- Shahrokh Zamani and Khaled Hardani are on hunger strike
- Another civilian is sentenced to death in Khomeini Shahr
- Five Years of Imprisonment for Baha'i Leaders
- Kurdish Death Row Prisoner Transferred, His Lawyer Arrested
- Two Prisoners Executed For Espionage in Tehran
- Imprisoned Dervish Transferred to Hospital after Heart Attack
- US Congress Moves Toward Full Trade Embargo on Iran
- Israel says UN pressure having no effect on curbing Iran nukes
- U.S. Congress moves to tighten sanctions on Iran
- Iran pushes ahead with new nuclear plant that worries West
- Iran acts to expand sensitive nuclear capacity: diplomats
- CIA head visits Israel to discuss Syria, Iran's nuclear program
- Religious leaders ban 30 women from running for Iran's presidency
- Iranian cleric: Women can't be president in Iran
- Iranians marrying foreigners without state consent face prosecution
- More women smuggling drugs out of Iran
- Canada’s High Court could try Iran for Zahra Kazemi murder
- "Hole"/ Saba Vasefi
- Bahrain claims Iranian drone found
- UK: Iran, Hezbollah increasing support for Assad
- When it comes to Syria and Hezbollah, Israel is walking a tightrope
- IRGC: World now eying Iranian regime's resistance
- Two Iranians in Kenya found guilty of bomb plots
- Iran develops rocket-launcher submarine, smart ships
Friday 27 April 2012
Bloomberg -- The chances of a breakthrough in talks over Iran’s disputed nuclear program are now as high as one in three, said Dmitri Trenin of the Carnegie Endowment for International Peace.
“Things are moving,” Trenin, director of the Moscow Carnegie Center, the Russian branch of the Washington-based research group, said in an interview today.

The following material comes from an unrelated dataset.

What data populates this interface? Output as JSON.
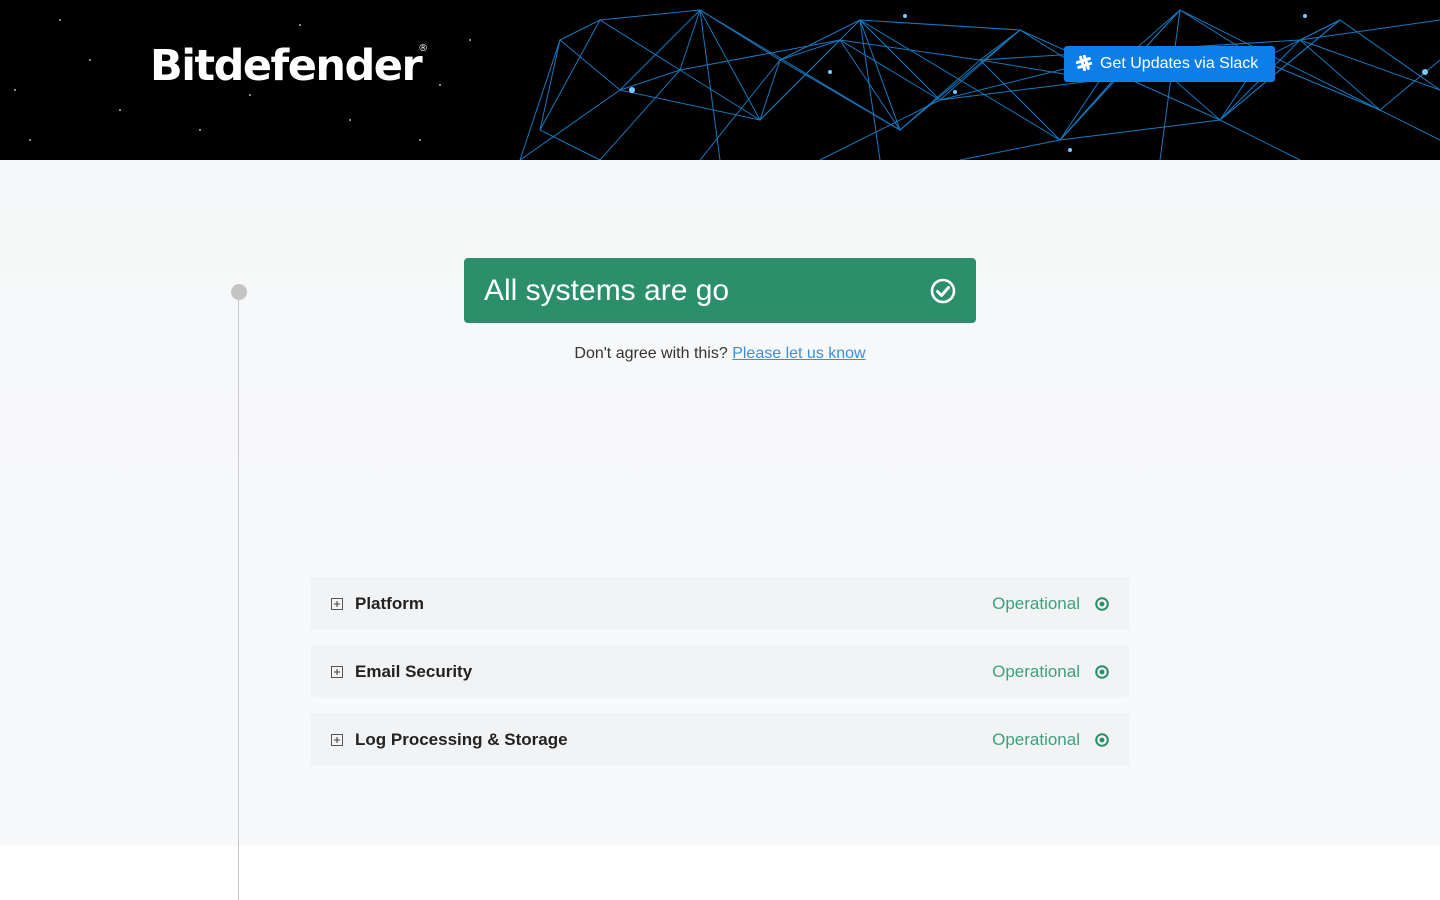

Iran’s ambassador in Moscow, Mahmoud-Reza Sajjadi, said April 25 that his country is considering a Russian proposal to halt the expansion of its nuclear program to avert new sanctions.
“The Russian proposal is a good proposal from most points of view, it doesn’t constrain the Iranian scientific research,” said Trenin. “They realize that trying to move to weapons grade will cost them too much.”
Russia, one of the six world powers negotiating with Iran, says the deal would be the first in a series of mutual concessions designed to end in an accord that would remove suspicions about Iranian intent regarding atomic weapons.
Under the proposal, Iran would stop building centrifuges, machines used to enrich uranium, and mothball ones that haven’t been put into use yet.
Iran and the five permanent United Nations Security Council members -- the U.S., the U.K., China, Russia and France -- plus Germany met in Istanbul this month for the first talks in 15 months. The next round, in Baghdad, is scheduled for May 23.
Agreement on the Russian proposal might be hard to reach before July 1, when the European Union is planning to impose an embargo on oil from Iran, said Trenin. The EU might delay the ban to win “a little bit more room for maneuver,” he said.